Mathematical descriptions of the equations governing physical processes are often in the form of partial differential equations (PDEs). Variable values are functions of time and satisfy relationships between variables themselves and their higher partial derivatives. Some architypal examples :
  • The heat equation, \(\frac{\partial T}{\partial t}=\kappa\frac{\partial^{2}T}{\partial x^{2}},\)
  • The wave equation, \(\frac{\partial^{2}a}{\partial t^{2}}=c^{2}\frac{\partial^{2}a}{\partial x^{2}},\)
  • The advection-diffusion equation \(\frac{\partial\tau}{\partial t}+u\frac{\partial\tau}{\partial x}=\kappa\frac{\partial^{2}\tau}{\partial^{2}x}.\)
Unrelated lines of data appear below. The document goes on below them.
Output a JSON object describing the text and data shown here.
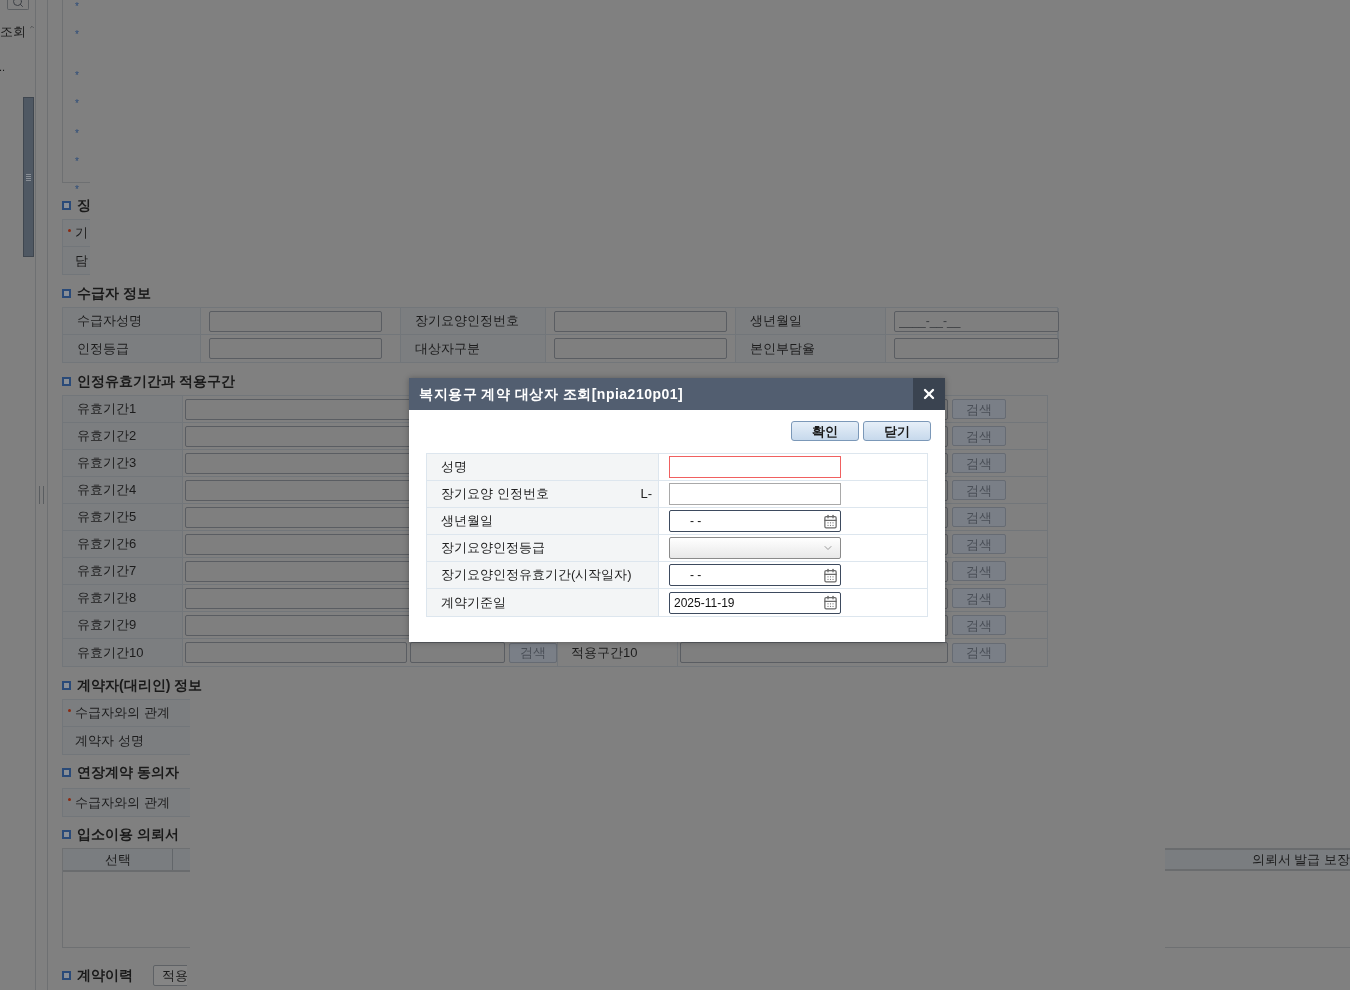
{
  "sidebar": {
    "label": "조회",
    "ellipsis": ".."
  },
  "notice_bullets": [
    "*",
    "*",
    "*",
    "*",
    "*",
    "*",
    "*"
  ],
  "section_cut": {
    "title": "징",
    "rows": [
      {
        "label": "기",
        "required": true
      },
      {
        "label": "담",
        "required": false
      }
    ]
  },
  "recipient": {
    "title": "수급자 정보",
    "fields": [
      {
        "label": "수급자성명"
      },
      {
        "label": "장기요양인정번호"
      },
      {
        "label": "생년월일",
        "placeholder": "____-__-__"
      },
      {
        "label": "인정등급"
      },
      {
        "label": "대상자구분"
      },
      {
        "label": "본인부담율"
      }
    ]
  },
  "periods": {
    "title": "인정유효기간과 적용구간",
    "rows": [
      {
        "label": "유효기간1",
        "button": "검색"
      },
      {
        "label": "유효기간2",
        "button": "검색"
      },
      {
        "label": "유효기간3",
        "button": "검색"
      },
      {
        "label": "유효기간4",
        "button": "검색"
      },
      {
        "label": "유효기간5",
        "button": "검색"
      },
      {
        "label": "유효기간6",
        "button": "검색"
      },
      {
        "label": "유효기간7",
        "button": "검색"
      },
      {
        "label": "유효기간8",
        "button": "검색"
      },
      {
        "label": "유효기간9",
        "button": "검색"
      },
      {
        "label": "유효기간10",
        "left_button": "검색",
        "apply_label": "적용구간10",
        "button": "검색"
      }
    ]
  },
  "contractor": {
    "title": "계약자(대리인) 정보",
    "rows": [
      {
        "label": "수급자와의 관계",
        "required": true
      },
      {
        "label": "계약자 성명",
        "required": false
      }
    ]
  },
  "extension": {
    "title": "연장계약 동의자",
    "rows": [
      {
        "label": "수급자와의 관계",
        "required": true
      }
    ]
  },
  "admission": {
    "title": "입소이용 의뢰서",
    "columns": [
      "선택"
    ],
    "right_header": "의뢰서 발급 보장"
  },
  "history": {
    "title": "계약이력",
    "button": "적용"
  },
  "dialog": {
    "title": "복지용구 계약 대상자 조회[npia210p01]",
    "buttons": [
      "확인",
      "닫기"
    ],
    "fields": [
      {
        "label": "성명",
        "kind": "text",
        "invalid": true
      },
      {
        "label": "장기요양 인정번호",
        "prefix": "L-",
        "kind": "text",
        "invalid": false
      },
      {
        "label": "생년월일",
        "kind": "date",
        "value": "- -",
        "invalid": false
      },
      {
        "label": "장기요양인정등급",
        "kind": "select",
        "invalid": false
      },
      {
        "label": "장기요양인정유효기간(시작일자)",
        "kind": "date",
        "value": "- -",
        "invalid": false
      },
      {
        "label": "계약기준일",
        "kind": "date",
        "value": "2025-11-19",
        "invalid": false
      }
    ]
  }
}
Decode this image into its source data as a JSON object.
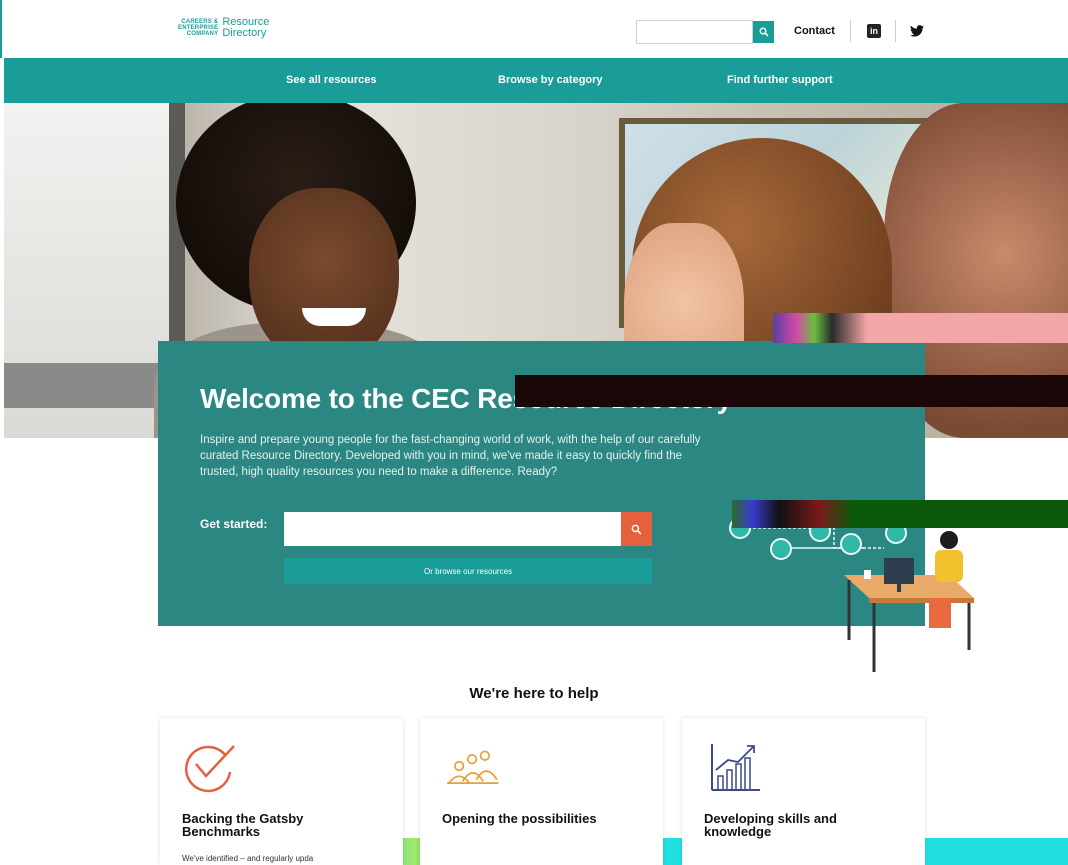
{
  "header": {
    "logo_mark_lines": [
      "CAREERS &",
      "ENTERPRISE",
      "COMPANY"
    ],
    "logo_text_lines": [
      "Resource",
      "Directory"
    ],
    "search_placeholder": "",
    "contact_label": "Contact",
    "linkedin_label": "in"
  },
  "nav": {
    "items": [
      {
        "label": "See all resources"
      },
      {
        "label": "Browse by category"
      },
      {
        "label": "Find further support"
      }
    ]
  },
  "hero": {
    "title": "Welcome to the CEC Resource Directory",
    "description": "Inspire and prepare young people for the fast-changing world of work, with the help of our carefully curated Resource Directory. Developed with you in mind, we've made it easy to quickly find the trusted, high quality resources you need to make a difference. Ready?",
    "get_started_label": "Get started:",
    "search_value": "",
    "browse_label": "Or browse our resources"
  },
  "help": {
    "title": "We're here to help",
    "cards": [
      {
        "title": "Backing the Gatsby Benchmarks",
        "text": "We've identified – and regularly upda",
        "icon": "checkmark-circle-icon"
      },
      {
        "title": "Opening the possibilities",
        "text": "",
        "icon": "people-group-icon"
      },
      {
        "title": "Developing skills and knowledge",
        "text": "",
        "icon": "growth-chart-icon"
      }
    ]
  },
  "colors": {
    "teal": "#1a9c98",
    "panel_teal": "#2a8781",
    "accent_orange": "#e5603d"
  }
}
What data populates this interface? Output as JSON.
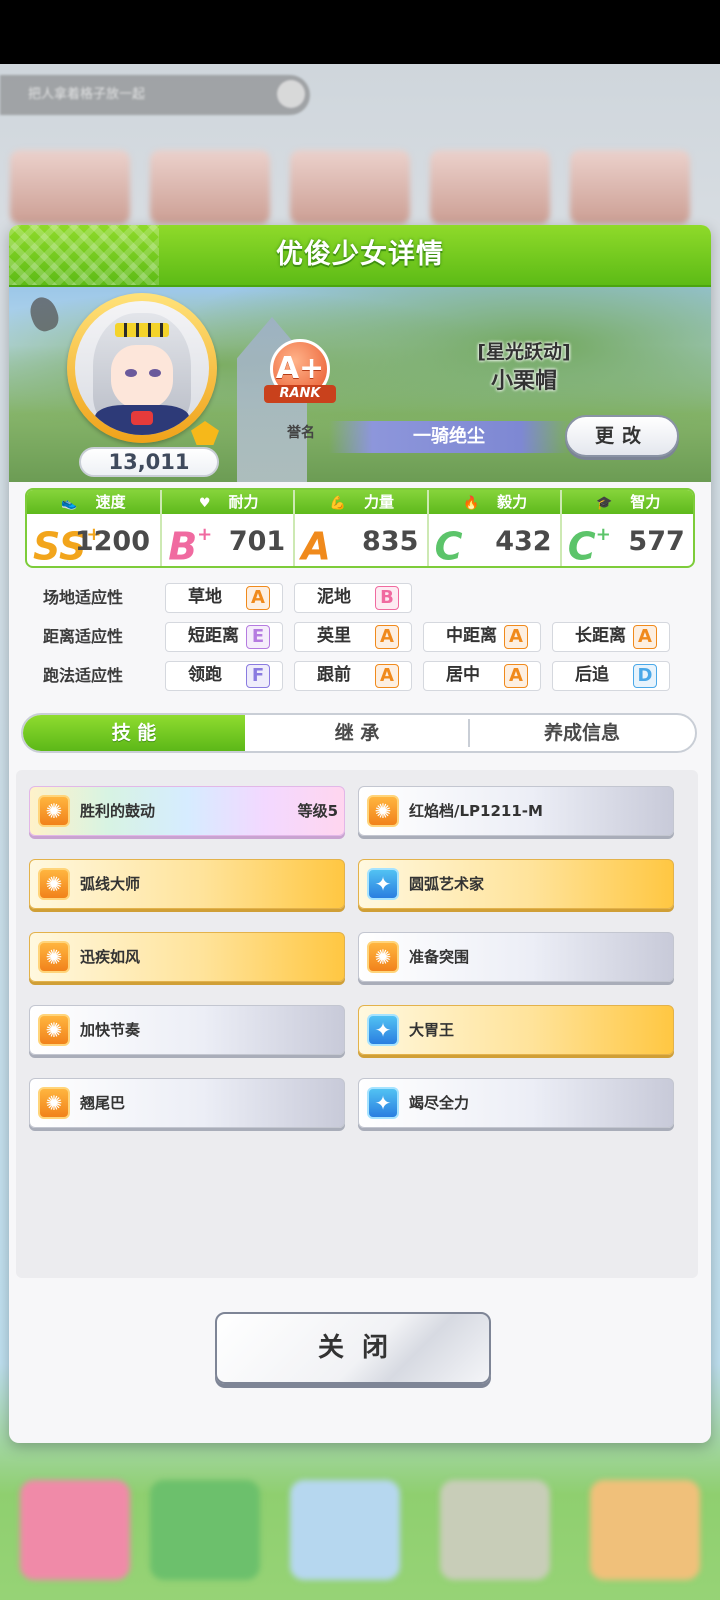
{
  "background": {
    "top_pill_text": "把人拿着格子放一起"
  },
  "panel": {
    "title": "优俊少女详情"
  },
  "character": {
    "fans": "13,011",
    "rank": "A+",
    "rank_ribbon": "RANK",
    "rank_caption": "誉名",
    "epithet": "[星光跃动]",
    "name": "小栗帽",
    "title": "一骑绝尘",
    "change_label": "更改"
  },
  "stats": [
    {
      "label": "速度",
      "icon": "shoe-icon",
      "grade": "SS",
      "plus": "+",
      "value": "1200",
      "color": "#f2a51c"
    },
    {
      "label": "耐力",
      "icon": "heart-icon",
      "grade": "B",
      "plus": "+",
      "value": "701",
      "color": "#f06aa0"
    },
    {
      "label": "力量",
      "icon": "muscle-icon",
      "grade": "A",
      "plus": "",
      "value": "835",
      "color": "#f08a1c"
    },
    {
      "label": "毅力",
      "icon": "flame-icon",
      "grade": "C",
      "plus": "",
      "value": "432",
      "color": "#5cc46a"
    },
    {
      "label": "智力",
      "icon": "grad-cap-icon",
      "grade": "C",
      "plus": "+",
      "value": "577",
      "color": "#5cc46a"
    }
  ],
  "aptitudes": {
    "track": {
      "label": "场地适应性",
      "items": [
        {
          "name": "草地",
          "grade": "A"
        },
        {
          "name": "泥地",
          "grade": "B"
        }
      ]
    },
    "distance": {
      "label": "距离适应性",
      "items": [
        {
          "name": "短距离",
          "grade": "E"
        },
        {
          "name": "英里",
          "grade": "A"
        },
        {
          "name": "中距离",
          "grade": "A"
        },
        {
          "name": "长距离",
          "grade": "A"
        }
      ]
    },
    "style": {
      "label": "跑法适应性",
      "items": [
        {
          "name": "领跑",
          "grade": "F"
        },
        {
          "name": "跟前",
          "grade": "A"
        },
        {
          "name": "居中",
          "grade": "A"
        },
        {
          "name": "后追",
          "grade": "D"
        }
      ]
    }
  },
  "grade_colors": {
    "A": "#f08a1c",
    "B": "#f06aa0",
    "C": "#5cc46a",
    "D": "#4aa8e8",
    "E": "#b57be0",
    "F": "#8a7be0"
  },
  "tabs": [
    {
      "label": "技 能",
      "active": true
    },
    {
      "label": "继 承",
      "active": false
    },
    {
      "label": "养成信息",
      "active": false
    }
  ],
  "skills": [
    {
      "name": "胜利的鼓动",
      "level": "等级5",
      "style": "rainbow",
      "icon": "orange"
    },
    {
      "name": "红焰档/LP1211-M",
      "level": "",
      "style": "white",
      "icon": "orange"
    },
    {
      "name": "弧线大师",
      "level": "",
      "style": "gold",
      "icon": "orange"
    },
    {
      "name": "圆弧艺术家",
      "level": "",
      "style": "gold",
      "icon": "blue"
    },
    {
      "name": "迅疾如风",
      "level": "",
      "style": "gold",
      "icon": "orange"
    },
    {
      "name": "准备突围",
      "level": "",
      "style": "white",
      "icon": "orange"
    },
    {
      "name": "加快节奏",
      "level": "",
      "style": "white",
      "icon": "orange"
    },
    {
      "name": "大胃王",
      "level": "",
      "style": "gold",
      "icon": "blue"
    },
    {
      "name": "翘尾巴",
      "level": "",
      "style": "white",
      "icon": "orange"
    },
    {
      "name": "竭尽全力",
      "level": "",
      "style": "white",
      "icon": "blue"
    }
  ],
  "close_label": "关闭"
}
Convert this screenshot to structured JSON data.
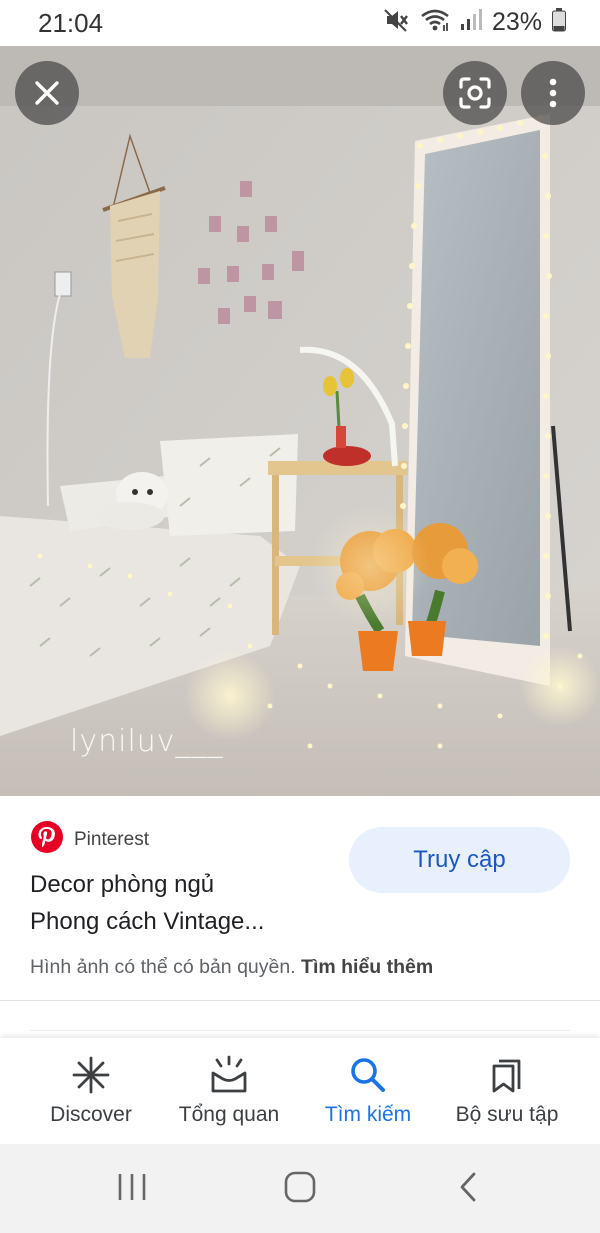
{
  "status_bar": {
    "time": "21:04",
    "battery": "23%",
    "icons": [
      "mute-icon",
      "wifi-icon",
      "signal-icon",
      "battery-icon"
    ]
  },
  "image": {
    "watermark": "lyniluv___",
    "description_icons": [
      "close-icon",
      "lens-icon",
      "more-icon"
    ]
  },
  "result": {
    "source": "Pinterest",
    "title_line1": "Decor phòng ngủ",
    "title_line2": "Phong cách Vintage...",
    "visit_label": "Truy cập",
    "copyright_text": "Hình ảnh có thể có bản quyền.",
    "learn_more": "Tìm hiểu thêm"
  },
  "bottom_nav": {
    "items": [
      {
        "label": "Discover",
        "icon": "asterisk-icon",
        "active": false
      },
      {
        "label": "Tổng quan",
        "icon": "updates-icon",
        "active": false
      },
      {
        "label": "Tìm kiếm",
        "icon": "search-icon",
        "active": true
      },
      {
        "label": "Bộ sưu tập",
        "icon": "collections-icon",
        "active": false
      }
    ]
  },
  "colors": {
    "accent": "#1a73e8",
    "visit_bg": "#e8f0fe",
    "pinterest_red": "#e60023"
  }
}
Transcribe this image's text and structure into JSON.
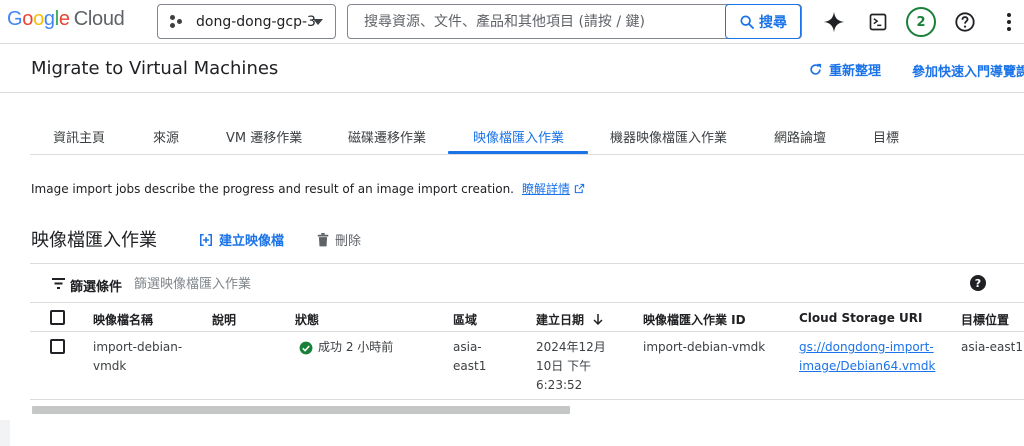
{
  "brand": {
    "logo_letters": [
      "G",
      "o",
      "o",
      "g",
      "l",
      "e"
    ],
    "logo_product": "Cloud",
    "colors": {
      "blue": "#4285f4",
      "red": "#ea4335",
      "yellow": "#fbbc04",
      "green": "#34a853"
    }
  },
  "topbar": {
    "project_name": "dong-dong-gcp-3",
    "search_placeholder": "搜尋資源、文件、產品和其他項目 (請按 / 鍵)",
    "search_button": "搜尋",
    "notification_count": "2",
    "icons": [
      "sparkle-icon",
      "terminal-icon",
      "help-circle-icon",
      "more-vert-icon"
    ]
  },
  "header": {
    "title": "Migrate to Virtual Machines",
    "refresh": "重新整理",
    "quickstart": "參加快速入門導覽課"
  },
  "tabs": [
    {
      "label": "資訊主頁",
      "active": false
    },
    {
      "label": "來源",
      "active": false
    },
    {
      "label": "VM 遷移作業",
      "active": false
    },
    {
      "label": "磁碟遷移作業",
      "active": false
    },
    {
      "label": "映像檔匯入作業",
      "active": true
    },
    {
      "label": "機器映像檔匯入作業",
      "active": false
    },
    {
      "label": "網路論壇",
      "active": false
    },
    {
      "label": "目標",
      "active": false
    }
  ],
  "description": {
    "text": "Image import jobs describe the progress and result of an image import creation.",
    "link": "瞭解詳情"
  },
  "section": {
    "title": "映像檔匯入作業",
    "create_button": "建立映像檔",
    "delete_button": "刪除"
  },
  "filter": {
    "label": "篩選條件",
    "placeholder": "篩選映像檔匯入作業"
  },
  "table": {
    "columns": [
      "映像檔名稱",
      "說明",
      "狀態",
      "區域",
      "建立日期",
      "映像檔匯入作業 ID",
      "Cloud Storage URI",
      "目標位置"
    ],
    "sort_column": "建立日期",
    "rows": [
      {
        "name": [
          "import-debian-",
          "vmdk"
        ],
        "description": "",
        "status": "成功 2 小時前",
        "region": [
          "asia-",
          "east1"
        ],
        "created": [
          "2024年12月",
          "10日 下午",
          "6:23:52"
        ],
        "job_id": "import-debian-vmdk",
        "uri": [
          "gs://dongdong-import-",
          "image/Debian64.vmdk"
        ],
        "target": "asia-east1"
      }
    ]
  },
  "accent_color": "#1a73e8",
  "success_color": "#188038"
}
Frequently we would like to generate sufficiently accurate numerical solutions to these equations using a computer. However computers (and humans) possess only a finite amount of memory to store the results of their calculations, while even a simple a problem domain such as the real numbers between 0 and 1 provides an uncountably infinite number of locations for which variable data would be required. As such, it is necessary to discretize the problem down to operations on a finite dimensional space on which is tractable to perform calculations. There are a number of approaches aimed at achieving this. In this course we will discuss several approaches you may already be familiar with, then introduce the finite element method, which you may not.
Notes may be found here.

Mesh Adaptivity Methods